Tuesday, April 16, 2013

Going for shrew and bagging shrew

A chance encounter between two Trowbridge shrews (tentative id) 

Humbolt County, April 2013:

Question: Why don't camera trappers photograph more shrews?

Answer:  They aren't looking for schtinkin' shrews, because they aren't interested in shrews.

Who cares about little tiny ferocious mammals that eat 1.5 times their own weight a day in insects, spiders, centipedes, and worms?

Shrews may be one of the most abundant predators in woodland habitats, but it's their small size that makes them hard to photograph.

Camera trappers focus on the larger animals they know, and when camera traps are set for larger species shrews are usually undetectable.

Shrews live in a different time-space continuum, and I've photographed only a few by mistake.

They are usually a speck in the overall image, often partially hidden in leaf litter, and they are hard to identify. That's why most good pictures of shrews are nature-faked.

But they are intriguing subjects, and a few months ago I set a camera specifically for shrews.

I knew it might be a waste of time, but I staked the camera close to a rotting redwood log, and clawed away the surface litter, thinking the disturbance might attract a hungry shrew.

The batteries lasted 70 days, and there were 83 photos.

But only three pictures were of animals, and as far as I can tell, all were Trowbridge shrews with bald tails [yes, older shrews can lose their bicolored tail pattern to baldness].

The surprise was a pair of shrews having an altercation.

Going for shrew and bagging shrew may have been a stroke of good luck.

I'll have to repeat the exercise several more times to convince myself that I really know how to hunt shrew.


Henry said...

WOW! You are the Shrew master! Two shrews in one photo, that is amazing! Most of the shrews I photograph (and there aren't many) are just 'n grey blur on the Bushnell Trophy Cams, making IDing them almost impossible.
Camera trapping small mammals are great :)

JK said...

Shrew fight?

Awesome captures Codge

John Van Niel said...

Excellent! Can you provide any details about the camera set you used for this? I assume that is a home brew, so details on that would be great. Also, has anyone out there had experience photographing shrews with a Reconyx?

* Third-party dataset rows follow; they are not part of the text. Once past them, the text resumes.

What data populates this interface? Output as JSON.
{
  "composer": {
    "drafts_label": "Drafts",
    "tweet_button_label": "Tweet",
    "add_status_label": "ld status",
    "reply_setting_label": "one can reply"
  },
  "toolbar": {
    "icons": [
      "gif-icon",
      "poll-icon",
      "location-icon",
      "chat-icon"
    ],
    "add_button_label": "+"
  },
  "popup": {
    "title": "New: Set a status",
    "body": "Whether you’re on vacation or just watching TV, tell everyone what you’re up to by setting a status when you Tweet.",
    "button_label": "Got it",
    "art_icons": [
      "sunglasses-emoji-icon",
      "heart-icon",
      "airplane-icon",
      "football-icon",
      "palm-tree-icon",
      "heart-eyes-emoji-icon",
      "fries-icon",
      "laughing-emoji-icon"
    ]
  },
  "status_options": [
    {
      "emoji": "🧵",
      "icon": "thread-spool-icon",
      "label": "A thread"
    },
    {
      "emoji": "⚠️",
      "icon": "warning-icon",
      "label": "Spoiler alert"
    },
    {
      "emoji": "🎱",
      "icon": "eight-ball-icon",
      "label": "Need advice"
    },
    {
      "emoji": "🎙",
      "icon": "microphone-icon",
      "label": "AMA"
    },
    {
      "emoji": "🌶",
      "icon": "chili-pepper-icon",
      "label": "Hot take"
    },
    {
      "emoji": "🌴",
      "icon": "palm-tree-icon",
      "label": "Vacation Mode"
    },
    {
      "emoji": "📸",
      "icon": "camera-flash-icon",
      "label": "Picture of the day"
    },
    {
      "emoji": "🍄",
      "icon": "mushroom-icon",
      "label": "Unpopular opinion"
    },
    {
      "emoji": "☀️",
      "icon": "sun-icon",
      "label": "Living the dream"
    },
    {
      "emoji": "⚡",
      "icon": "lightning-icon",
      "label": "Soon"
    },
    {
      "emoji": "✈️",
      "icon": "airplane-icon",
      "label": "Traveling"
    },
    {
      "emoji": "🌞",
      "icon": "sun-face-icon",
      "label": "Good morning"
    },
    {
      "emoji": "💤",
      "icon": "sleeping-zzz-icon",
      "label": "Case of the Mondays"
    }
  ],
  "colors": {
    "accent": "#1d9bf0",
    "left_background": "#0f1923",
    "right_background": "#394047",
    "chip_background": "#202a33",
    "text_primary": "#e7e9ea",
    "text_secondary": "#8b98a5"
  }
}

Camera Trap Codger said...

Thanks guys. John, it was my usual Sony s600 with a YetiCam controller.

Amazingly Average said...

I know you responded to John, but I would also be interested in more detail. I've been camera trapping at home as a hobby with my daughter. We have camera trapped 14 different species with many more to go. I find smaller animals hard to capture nicely unless you get REALLY close. Do you set specific settings on your Sony to favor smaller animals?

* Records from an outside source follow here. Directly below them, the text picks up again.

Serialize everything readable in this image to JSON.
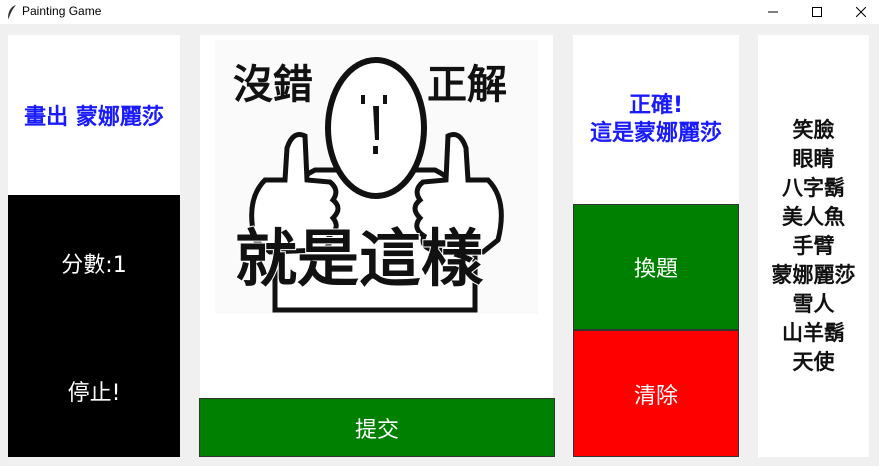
{
  "window": {
    "title": "Painting Game"
  },
  "prompt": {
    "text": "畫出 蒙娜麗莎"
  },
  "score": {
    "text": "分數:1"
  },
  "stop_button": {
    "label": "停止!"
  },
  "canvas": {
    "image_caption_top_left": "沒錯",
    "image_caption_top_right": "正解",
    "image_caption_bottom": "就是這樣"
  },
  "submit_button": {
    "label": "提交"
  },
  "result": {
    "line1": "正確!",
    "line2": "這是蒙娜麗莎"
  },
  "change_button": {
    "label": "換題"
  },
  "clear_button": {
    "label": "清除"
  },
  "word_list": [
    "笑臉",
    "眼睛",
    "八字鬍",
    "美人魚",
    "手臂",
    "蒙娜麗莎",
    "雪人",
    "山羊鬍",
    "天使"
  ],
  "colors": {
    "prompt_blue": "#1a1aff",
    "green": "#008000",
    "red": "#ff0000",
    "black": "#000000"
  },
  "icons": {
    "app": "feather-icon",
    "minimize": "minimize-icon",
    "maximize": "maximize-icon",
    "close": "close-icon"
  }
}
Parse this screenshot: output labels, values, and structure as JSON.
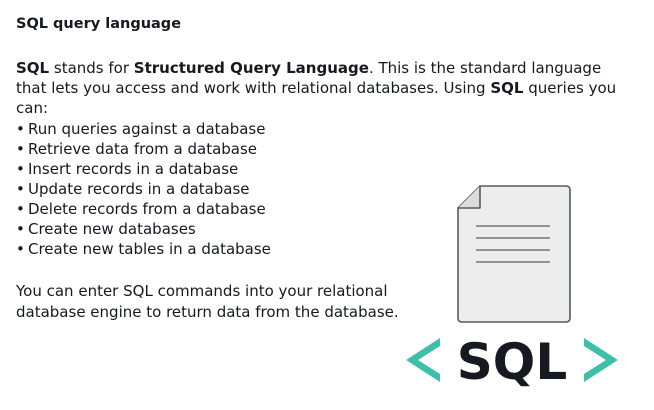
{
  "heading": "SQL query language",
  "intro": {
    "part1": "SQL",
    "part2": " stands for ",
    "part3": "Structured Query Language",
    "part4": ". This is the standard language that lets you access and work with relational databases. Using ",
    "part5": "SQL",
    "part6": " queries you can:"
  },
  "bullets": [
    "Run queries against a database",
    "Retrieve data from a database",
    "Insert records in a database",
    "Update records in a database",
    "Delete records from a database",
    "Create new databases",
    "Create new tables in a database"
  ],
  "bullet_symbol": "•",
  "closing": "You can enter SQL commands into your relational database engine to return data from the database.",
  "illustration": {
    "logo_text": "SQL",
    "bracket_color": "#3dbfa8",
    "text_color": "#16191f",
    "document_icon": "document-icon"
  }
}
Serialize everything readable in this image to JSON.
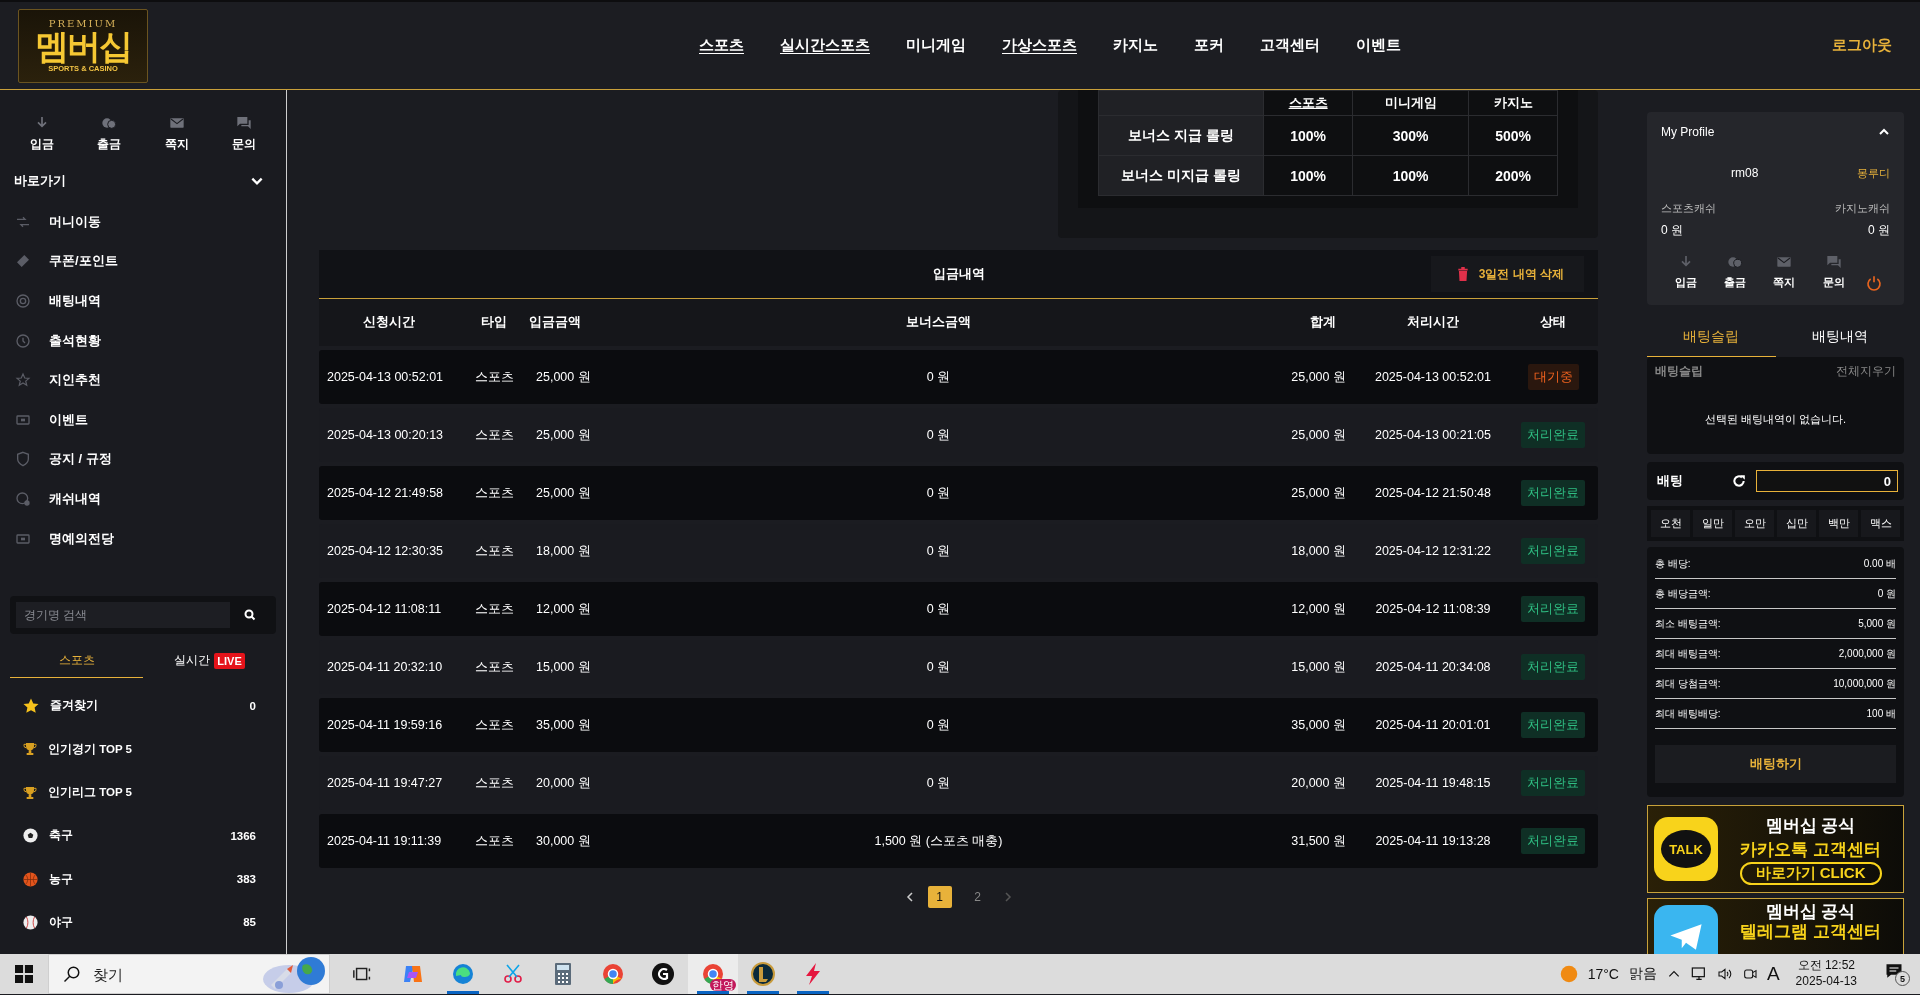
{
  "header": {
    "logo": {
      "top": "PREMIUM",
      "main": "멤버십",
      "bottom": "SPORTS & CASINO"
    },
    "nav": [
      {
        "label": "스포츠",
        "underlined": true
      },
      {
        "label": "실시간스포츠",
        "underlined": true
      },
      {
        "label": "미니게임",
        "underlined": false
      },
      {
        "label": "가상스포츠",
        "underlined": true
      },
      {
        "label": "카지노",
        "underlined": false
      },
      {
        "label": "포커",
        "underlined": false
      },
      {
        "label": "고객센터",
        "underlined": false
      },
      {
        "label": "이벤트",
        "underlined": false
      }
    ],
    "logout": "로그아웃"
  },
  "sidebar": {
    "quick": [
      "입금",
      "출금",
      "쪽지",
      "문의"
    ],
    "shortcuts_title": "바로가기",
    "shortcuts_expanded": true,
    "shortcuts": [
      "머니이동",
      "쿠폰/포인트",
      "배팅내역",
      "출석현황",
      "지인추천",
      "이벤트",
      "공지 / 규정",
      "캐쉬내역",
      "명예의전당"
    ],
    "search": {
      "placeholder": "경기명 검색"
    },
    "tabs": [
      {
        "label": "스포츠",
        "selected": true
      },
      {
        "label": "실시간",
        "selected": false,
        "badge": "LIVE"
      }
    ],
    "sports": [
      {
        "name": "즐겨찾기",
        "count": "0"
      },
      {
        "name": "인기경기 TOP 5"
      },
      {
        "name": "인기리그 TOP 5"
      },
      {
        "name": "축구",
        "count": "1366"
      },
      {
        "name": "농구",
        "count": "383"
      },
      {
        "name": "야구",
        "count": "85"
      }
    ]
  },
  "bonus_table": {
    "columns": [
      "",
      "스포츠",
      "미니게임",
      "카지노"
    ],
    "rows": [
      [
        "보너스 지급 롤링",
        "100%",
        "300%",
        "500%"
      ],
      [
        "보너스 미지급 롤링",
        "100%",
        "100%",
        "200%"
      ]
    ]
  },
  "deposits": {
    "title": "입금내역",
    "delete_button": "3일전 내역 삭제",
    "columns": [
      "신청시간",
      "타입",
      "입금금액",
      "보너스금액",
      "합계",
      "처리시간",
      "상태"
    ],
    "rows": [
      {
        "cells": [
          "2025-04-13 00:52:01",
          "스포츠",
          "25,000 원",
          "0 원",
          "25,000 원",
          "2025-04-13 00:52:01"
        ],
        "status": "대기중",
        "kind": "pending"
      },
      {
        "cells": [
          "2025-04-13 00:20:13",
          "스포츠",
          "25,000 원",
          "0 원",
          "25,000 원",
          "2025-04-13 00:21:05"
        ],
        "status": "처리완료",
        "kind": "done"
      },
      {
        "cells": [
          "2025-04-12 21:49:58",
          "스포츠",
          "25,000 원",
          "0 원",
          "25,000 원",
          "2025-04-12 21:50:48"
        ],
        "status": "처리완료",
        "kind": "done"
      },
      {
        "cells": [
          "2025-04-12 12:30:35",
          "스포츠",
          "18,000 원",
          "0 원",
          "18,000 원",
          "2025-04-12 12:31:22"
        ],
        "status": "처리완료",
        "kind": "done"
      },
      {
        "cells": [
          "2025-04-12 11:08:11",
          "스포츠",
          "12,000 원",
          "0 원",
          "12,000 원",
          "2025-04-12 11:08:39"
        ],
        "status": "처리완료",
        "kind": "done"
      },
      {
        "cells": [
          "2025-04-11 20:32:10",
          "스포츠",
          "15,000 원",
          "0 원",
          "15,000 원",
          "2025-04-11 20:34:08"
        ],
        "status": "처리완료",
        "kind": "done"
      },
      {
        "cells": [
          "2025-04-11 19:59:16",
          "스포츠",
          "35,000 원",
          "0 원",
          "35,000 원",
          "2025-04-11 20:01:01"
        ],
        "status": "처리완료",
        "kind": "done"
      },
      {
        "cells": [
          "2025-04-11 19:47:27",
          "스포츠",
          "20,000 원",
          "0 원",
          "20,000 원",
          "2025-04-11 19:48:15"
        ],
        "status": "처리완료",
        "kind": "done"
      },
      {
        "cells": [
          "2025-04-11 19:11:39",
          "스포츠",
          "30,000 원",
          "1,500 원 (스포츠 매충)",
          "31,500 원",
          "2025-04-11 19:13:28"
        ],
        "status": "처리완료",
        "kind": "done"
      }
    ],
    "pages": [
      {
        "label": "1",
        "selected": true
      },
      {
        "label": "2",
        "selected": false
      }
    ]
  },
  "profile": {
    "title": "My Profile",
    "expanded": true,
    "username": "rm08",
    "level": "몽루디",
    "balances": [
      {
        "label": "스포츠캐쉬",
        "value": "0 원"
      },
      {
        "label": "카지노캐쉬",
        "value": "0 원"
      }
    ],
    "actions": [
      "입금",
      "출금",
      "쪽지",
      "문의"
    ]
  },
  "bet_tabs": [
    {
      "label": "배팅슬립",
      "selected": true
    },
    {
      "label": "배팅내역",
      "selected": false
    }
  ],
  "slip": {
    "title": "배팅슬립",
    "clear": "전체지우기",
    "empty": "선택된 배팅내역이 없습니다."
  },
  "bet": {
    "label": "배팅",
    "amount": "0",
    "quick": [
      "오천",
      "일만",
      "오만",
      "십만",
      "백만",
      "맥스"
    ],
    "summary": [
      {
        "label": "총 배당:",
        "value": "0.00 배"
      },
      {
        "label": "총 배당금액:",
        "value": "0 원"
      },
      {
        "label": "최소 배팅금액:",
        "value": "5,000 원"
      },
      {
        "label": "최대 배팅금액:",
        "value": "2,000,000 원"
      },
      {
        "label": "최대 당첨금액:",
        "value": "10,000,000 원"
      },
      {
        "label": "최대 배팅배당:",
        "value": "100 배"
      }
    ],
    "submit": "배팅하기"
  },
  "banners": [
    {
      "kind": "kakao",
      "badge": "TALK",
      "lines": [
        "멤버십 공식",
        "카카오톡 고객센터",
        "바로가기 CLICK"
      ]
    },
    {
      "kind": "telegram",
      "lines": [
        "멤버십 공식",
        "텔레그램 고객센터"
      ]
    }
  ],
  "taskbar": {
    "search": {
      "placeholder": "찾기"
    },
    "apps": [
      {
        "running": false,
        "selected": false
      },
      {
        "running": false,
        "selected": false
      },
      {
        "running": true,
        "selected": false
      },
      {
        "running": false,
        "selected": false
      },
      {
        "running": false,
        "selected": false
      },
      {
        "running": false,
        "selected": false
      },
      {
        "running": false,
        "selected": false
      },
      {
        "running": true,
        "selected": true,
        "badge": "한영"
      },
      {
        "running": true,
        "selected": false
      },
      {
        "running": true,
        "selected": false
      }
    ],
    "weather": {
      "temp": "17°C",
      "text": "맑음"
    },
    "ime": "A",
    "time": "오전 12:52",
    "date": "2025-04-13",
    "notifications": "5"
  }
}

Amazingly Average said...

I know you responded to John, but I would be interested in more detail too. I have been camera trapping at home with my 6 year old daughter. We've captured 14 different species so far, but we find smaller animals hard unless we get REALLY close. Are you setting specific settings on your Sony for smaller animals?

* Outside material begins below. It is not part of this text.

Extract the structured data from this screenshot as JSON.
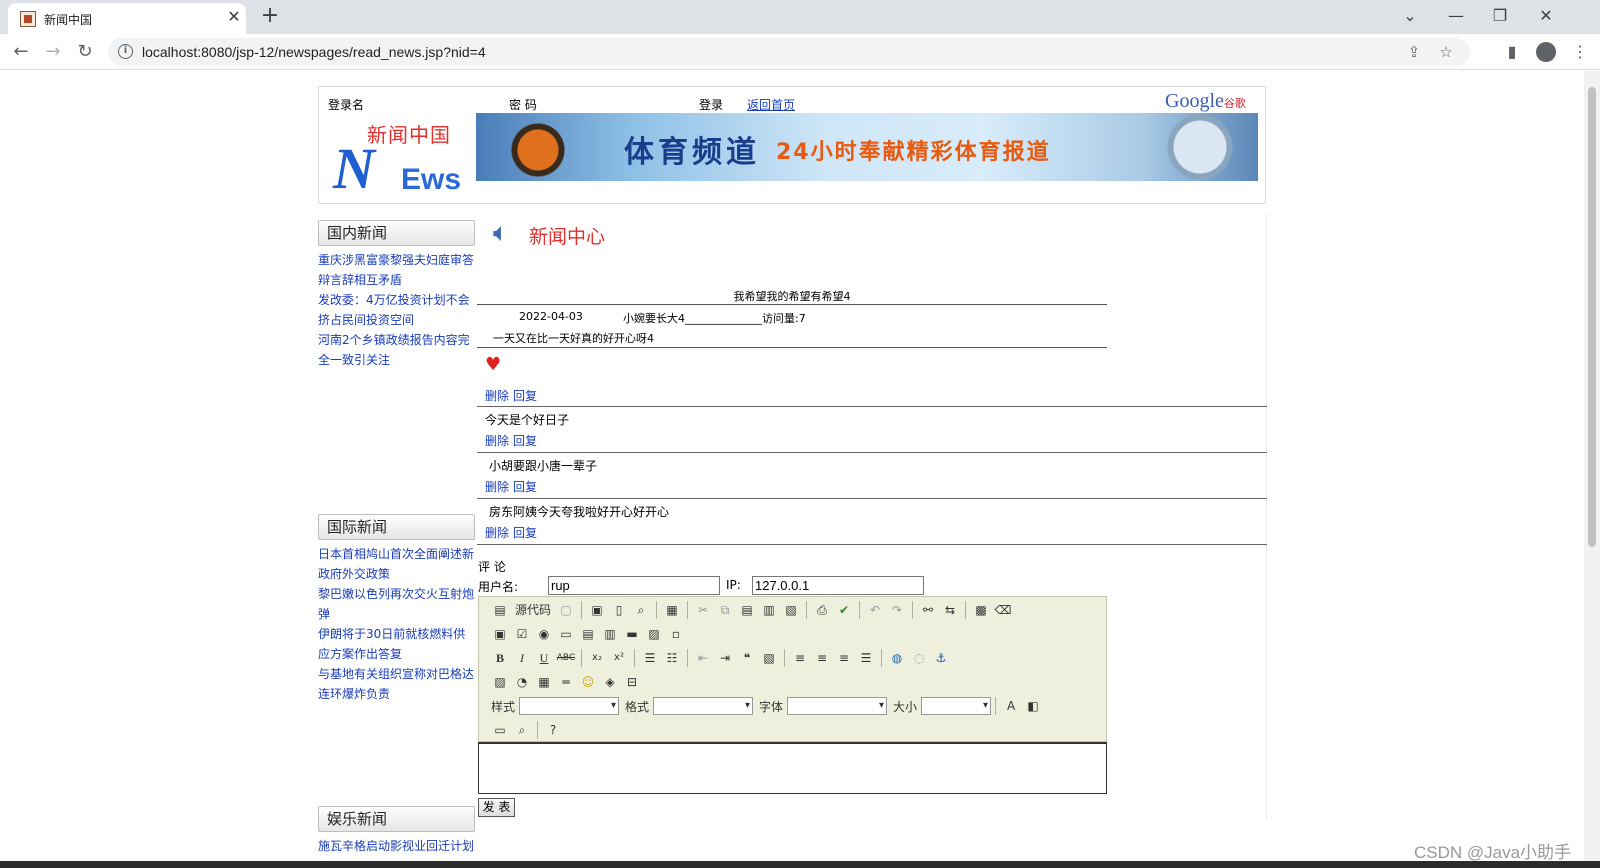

Camera Trap Codger said...

AA, I measure the distance to the subject and set the camera a little farther back than the minimal distance, which is ~16" in the Sony s600. I also reduce the flash power to low. Sounds like you are having fun.